In writing yesterday about the most recent investigative reporting from ProPublica, I missed a sidebar story:
This story describes the steps drug companies are taking to restrict what physicians who are part of their paid speakers' bureaus say during their talks. According to the companies, these speakers ("shills" is the term that seems more to get to the heart of the matter) are now told not only that they must use exactly and nothing but the slides that the company provides, but that they must even show the slides in the same order as specified by the company. With the company pulling all the strings, one wonders why they even need the physicians to give the talk at all; any robot apparently could do it.

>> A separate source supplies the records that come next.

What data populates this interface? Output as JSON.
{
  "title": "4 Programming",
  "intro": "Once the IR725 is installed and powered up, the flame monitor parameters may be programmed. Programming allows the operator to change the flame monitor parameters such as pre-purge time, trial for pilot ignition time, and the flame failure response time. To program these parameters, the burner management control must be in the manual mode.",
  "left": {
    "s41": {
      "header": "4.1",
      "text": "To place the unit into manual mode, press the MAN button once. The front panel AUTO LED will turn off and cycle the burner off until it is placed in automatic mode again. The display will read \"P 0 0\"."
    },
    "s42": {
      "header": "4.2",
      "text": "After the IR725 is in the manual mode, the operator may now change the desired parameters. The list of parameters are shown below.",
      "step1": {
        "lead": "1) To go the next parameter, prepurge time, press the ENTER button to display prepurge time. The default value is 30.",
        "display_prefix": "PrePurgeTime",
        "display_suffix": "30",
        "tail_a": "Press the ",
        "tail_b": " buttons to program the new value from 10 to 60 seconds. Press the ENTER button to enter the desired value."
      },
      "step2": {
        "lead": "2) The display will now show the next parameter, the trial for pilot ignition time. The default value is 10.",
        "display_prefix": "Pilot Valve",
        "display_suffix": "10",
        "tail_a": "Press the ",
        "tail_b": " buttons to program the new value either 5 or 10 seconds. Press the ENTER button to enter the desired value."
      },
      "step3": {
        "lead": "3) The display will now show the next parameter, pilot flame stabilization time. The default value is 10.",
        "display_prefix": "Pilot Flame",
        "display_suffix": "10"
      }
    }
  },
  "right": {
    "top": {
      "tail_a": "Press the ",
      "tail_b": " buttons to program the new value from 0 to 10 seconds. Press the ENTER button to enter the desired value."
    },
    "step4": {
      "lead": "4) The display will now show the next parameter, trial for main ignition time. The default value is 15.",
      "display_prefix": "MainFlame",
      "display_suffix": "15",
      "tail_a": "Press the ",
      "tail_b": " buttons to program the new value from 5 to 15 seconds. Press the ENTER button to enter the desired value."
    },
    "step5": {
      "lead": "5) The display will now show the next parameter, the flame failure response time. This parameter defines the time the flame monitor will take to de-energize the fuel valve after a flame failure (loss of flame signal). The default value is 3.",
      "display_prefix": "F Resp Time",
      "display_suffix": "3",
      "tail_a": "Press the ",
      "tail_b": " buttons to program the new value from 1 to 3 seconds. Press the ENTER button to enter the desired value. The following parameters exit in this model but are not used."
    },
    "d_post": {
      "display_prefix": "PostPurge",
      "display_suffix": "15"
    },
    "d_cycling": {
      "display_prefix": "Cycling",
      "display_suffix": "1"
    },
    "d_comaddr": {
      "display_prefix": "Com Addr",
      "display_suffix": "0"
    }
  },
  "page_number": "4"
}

The ProPublica reporters (Charles Ornstein and Tracy Weber) note that this puts the company policies on a collision course with the typical conflict of interest policies enacted by academic medical centers. While some of these policies simply ban speakers' bureau participation, others try to find a middle ground by saying that speaking is OK so long as the speaker retains some control of the content of the lecture--exactly what it seems the company wants to avoid.
There's no mystery as to why all this concern--of the huge settlements recently paid out by Pharma firms in federal cases, the biggest single category has been off-label marketing. Any hint from a paid physician-speaker that a drug might be used for something that is not on the officially approved label, and the company could be looking at a huge federal legal liability.
The degree to which companies are now exercising this control seems to put a lie to most of the rationalizations that my academic colleagues trot forth when asked about their accepting speakers' fees. "The slides may say one thing, but I can say whatever I want to" and "They send me the slides, but I always throw in a few of my own slides" are common responses I've heard in the past.
On the other hand, just who can be believed? A key comment in the ProPublica story is from Julie Gottlieb, an associate dean at Johns Hopkins: “Many companies may overstate the extent of their involvement in such activities to avoid the potential of running afoul of FDA regulations.” After all, it is not exactly as if the industry has set the highest bar in the world for believability... So maybe the docs who claim to exert control over their own presentations are not spinning us a tale. That, on the other hand, hardly justifies their taking drug company cash and shilling for them. It also suggests that those medical centers that have a policy of "it's OK to be a paid speaker so long as you retain some control of the content" might best consider scrapping that part of the policy, realizing that it's simply an unrealistic fig leaf in light of company goals.